Global Study: Vitamin D Protects Against Colds and Flu
FARS News Agency
The study provides the most robust evidence yet that vitamin D has benefits beyond bone and muscle health, and could have major implications for public health policy, including the fortification of foods with vitamin D to tackle high levels of deficiency in the
The results, published in The BMJ, are based on a new analysis of raw data from around 11,000 participants in 25 clinical trials conducted in 14 countries including the
Lead researcher Professor
"The bottom line is that the protective effects of vitamin D supplementation are strongest in those who have the lowest vitamin D levels, and when supplementation is given daily or weekly rather than in more widely spaced doses.
"Vitamin D fortification of foods provides a steady, low-level intake of vitamin D that has virtually eliminated profound vitamin D deficiency in several countries. By demonstrating this new benefit of vitamin D, our study strengthens the case for introducing food fortification to improve vitamin D levels in countries such as the
Vitamin D -- the 'sunshine vitamin' -- is thought to protect against respiratory infections by boosting levels of antimicrobial peptides -- natural antibiotic-like substances -- in the lungs. Results of the study fit with the observation that colds and 'flu are commonest in winter and spring, when levels of vitamin D are at their lowest. They may also explain why vitamin D protects against asthma attacks, which are commonly triggered by respiratory viruses.
Daily or weekly supplementation halved the risk of acute respiratory infection in people with the lowest baseline vitamin D levels, below 25 nanomoles per liter (nmol/L). However, people with higher baseline vitamin D levels also benefited, although the effect was more modest (10 per cent risk reduction). Overall, the reduction in risk of acute respiratory infection induced by vitamin D was on a par with the protective effect of injectable 'flu vaccine against 'flu-like illnesses.

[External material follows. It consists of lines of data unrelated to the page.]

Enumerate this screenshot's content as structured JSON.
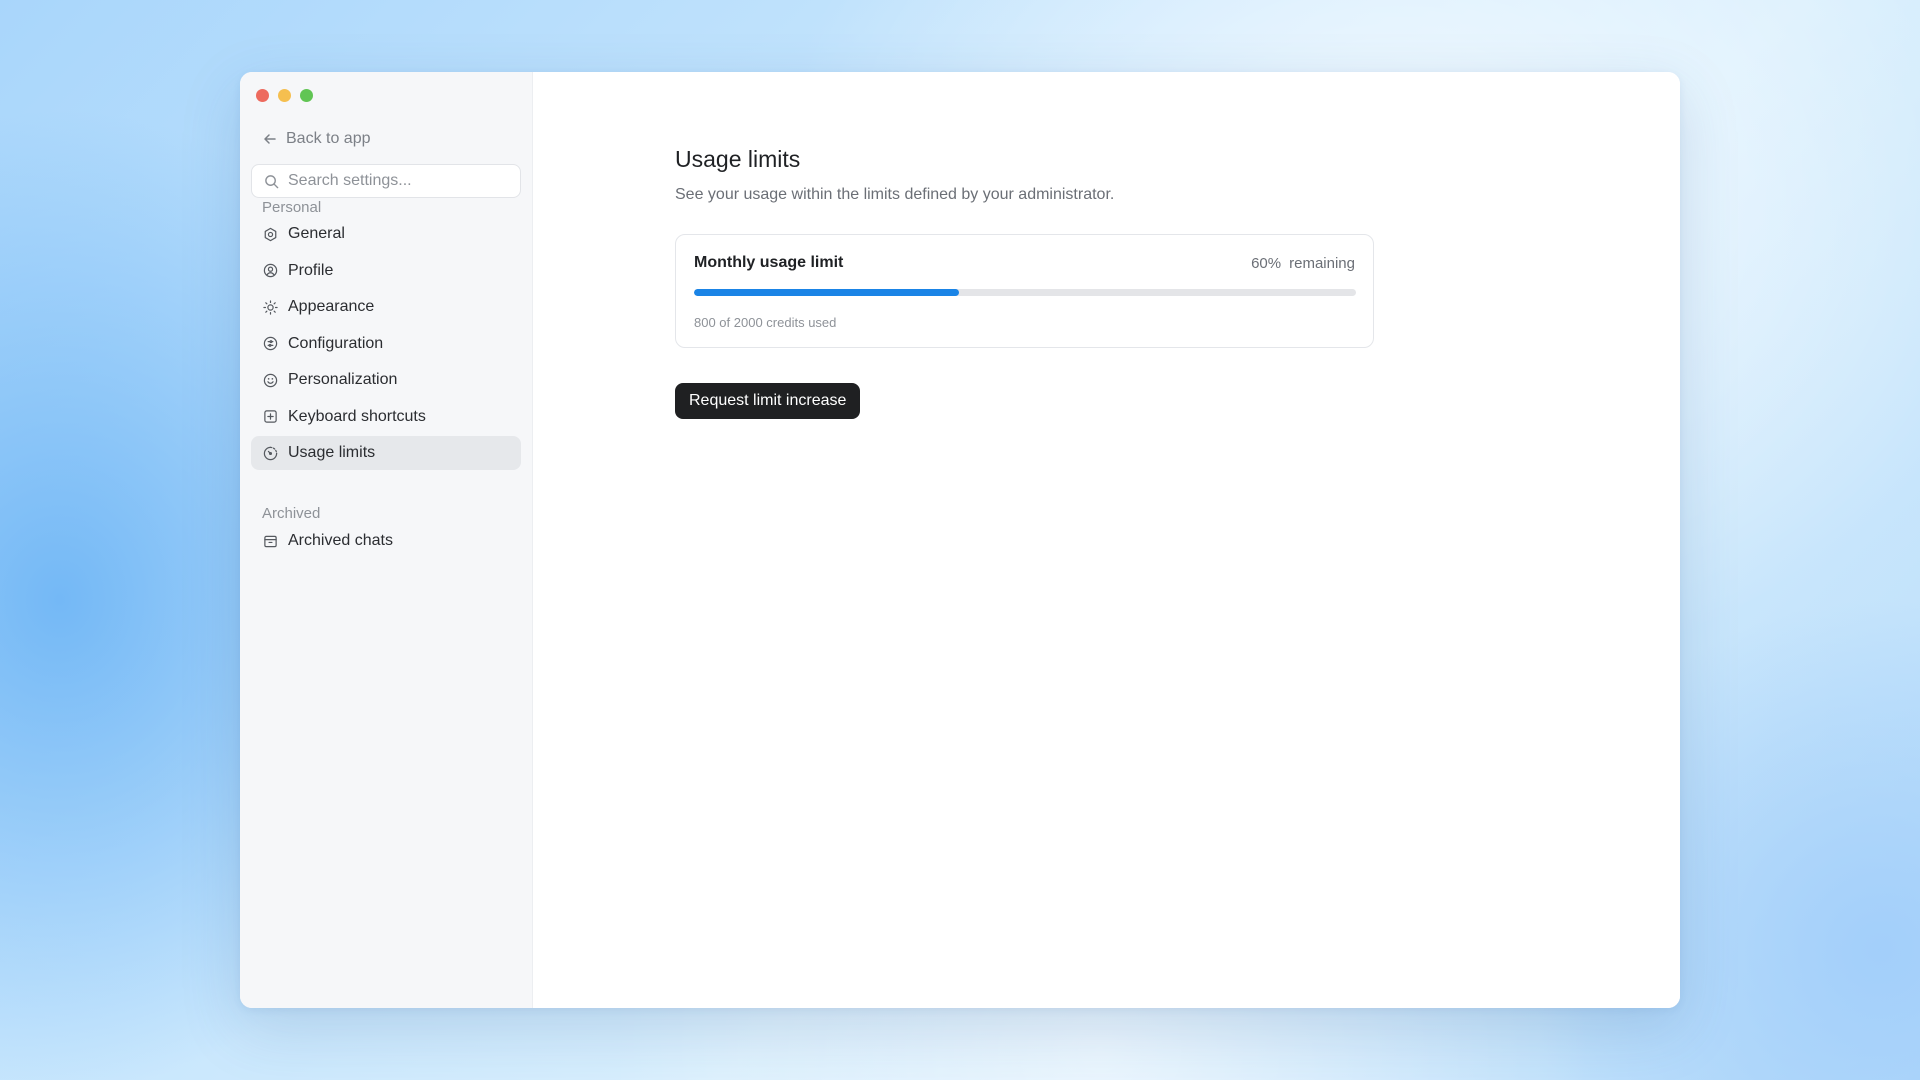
{
  "sidebar": {
    "back_label": "Back to app",
    "search_placeholder": "Search settings...",
    "sections": [
      {
        "label": "Personal",
        "items": [
          {
            "label": "General",
            "icon": "gear-icon"
          },
          {
            "label": "Profile",
            "icon": "user-circle-icon"
          },
          {
            "label": "Appearance",
            "icon": "sun-icon"
          },
          {
            "label": "Configuration",
            "icon": "sliders-icon"
          },
          {
            "label": "Personalization",
            "icon": "smile-icon"
          },
          {
            "label": "Keyboard shortcuts",
            "icon": "keyboard-icon"
          },
          {
            "label": "Usage limits",
            "icon": "gauge-icon",
            "active": true
          }
        ]
      },
      {
        "label": "Archived",
        "items": [
          {
            "label": "Archived chats",
            "icon": "archive-icon"
          }
        ]
      }
    ]
  },
  "main": {
    "title": "Usage limits",
    "subtitle": "See your usage within the limits defined by your administrator.",
    "card": {
      "title": "Monthly usage limit",
      "remaining_percent": "60%",
      "remaining_label": "remaining",
      "used_fraction": 0.4,
      "credits_text": "800 of 2000 credits used"
    },
    "request_button_label": "Request limit increase"
  },
  "colors": {
    "accent": "#1a84e6",
    "button_bg": "#1f2022",
    "active_item_bg": "#e6e8eb"
  }
}
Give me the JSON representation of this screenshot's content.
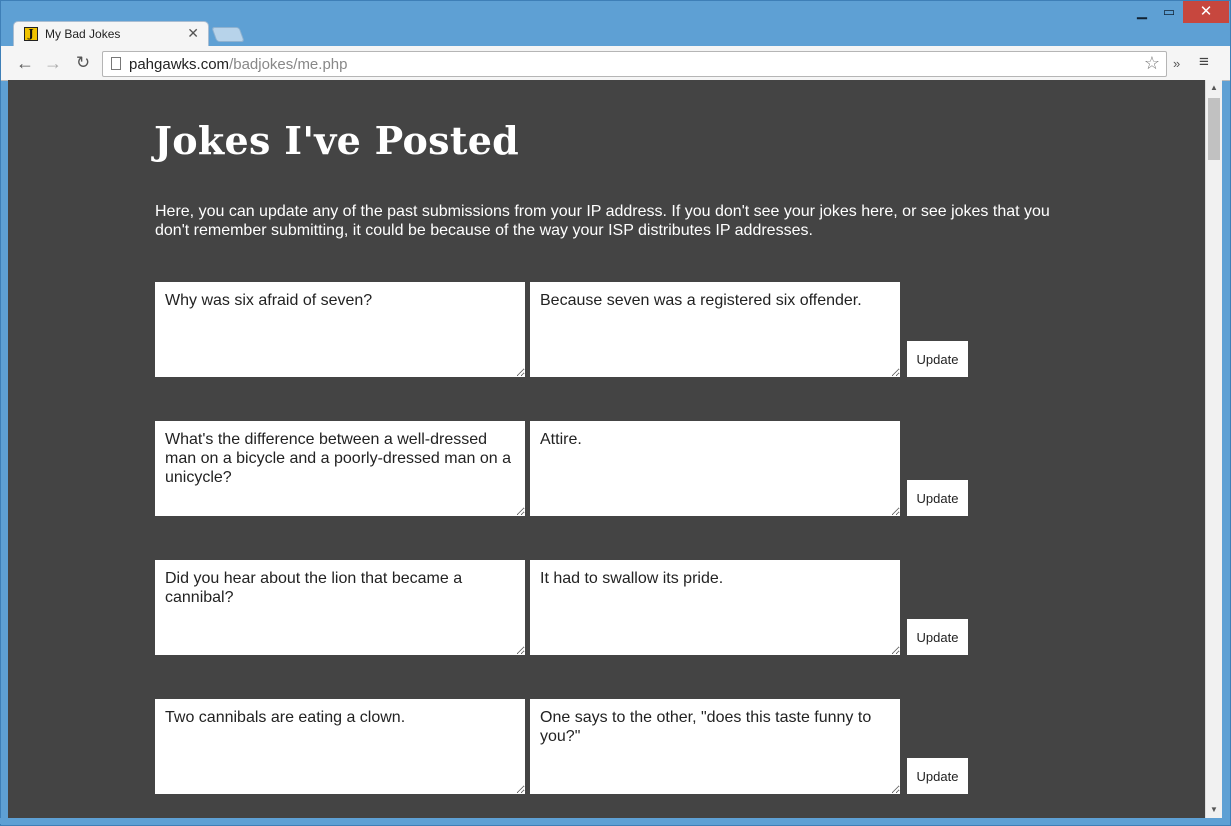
{
  "browser": {
    "tab_title": "My Bad Jokes",
    "tab_favicon": "J",
    "url_domain": "pahgawks.com",
    "url_path": "/badjokes/me.php"
  },
  "page": {
    "title": "Jokes I've Posted",
    "intro": "Here, you can update any of the past submissions from your IP address. If you don't see your jokes here, or see jokes that you don't remember submitting, it could be because of the way your ISP distributes IP addresses."
  },
  "jokes": [
    {
      "question": "Why was six afraid of seven?",
      "answer": "Because seven was a registered six offender.",
      "button": "Update"
    },
    {
      "question": "What's the difference between a well-dressed man on a bicycle and a poorly-dressed man on a unicycle?",
      "answer": "Attire.",
      "button": "Update"
    },
    {
      "question": "Did you hear about the lion that became a cannibal?",
      "answer": "It had to swallow its pride.",
      "button": "Update"
    },
    {
      "question": "Two cannibals are eating a clown.",
      "answer": "One says to the other, \"does this taste funny to you?\"",
      "button": "Update"
    }
  ]
}
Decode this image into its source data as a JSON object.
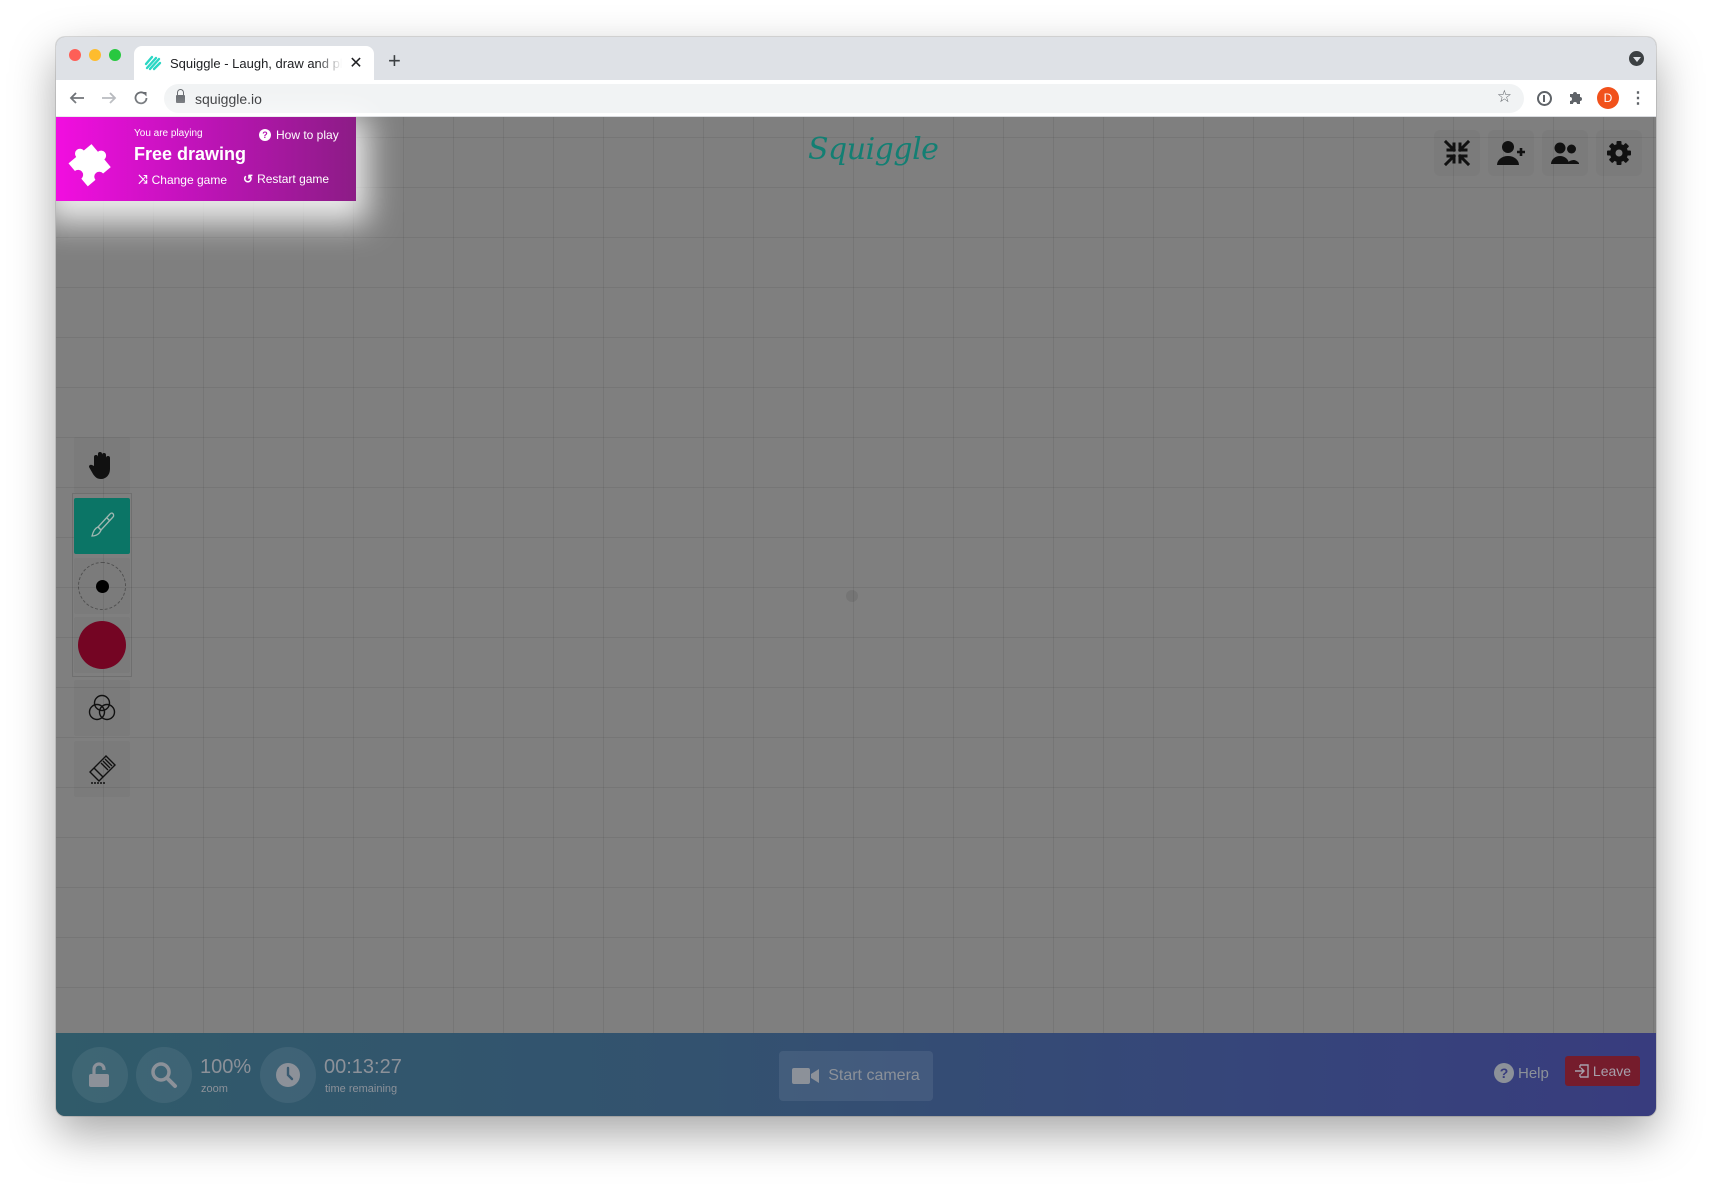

Acute respiratory infections are a major cause of global morbidity and mortality. Upper respiratory infections such as colds and 'flu are the commonest reason for GP consultations and days off work. Acute lower respiratory infections such as pneumonia are less common, but caused an estimated 2.65 million deaths worldwide in 2013. Vitamin D supplementation is safe and inexpensive, so reductions in acute respiratory infections brought about by vitamin D supplementation could be highly cost-effective.
The study was conducted by a consortium of 25 investigators from 21 institutions worldwide and funded by the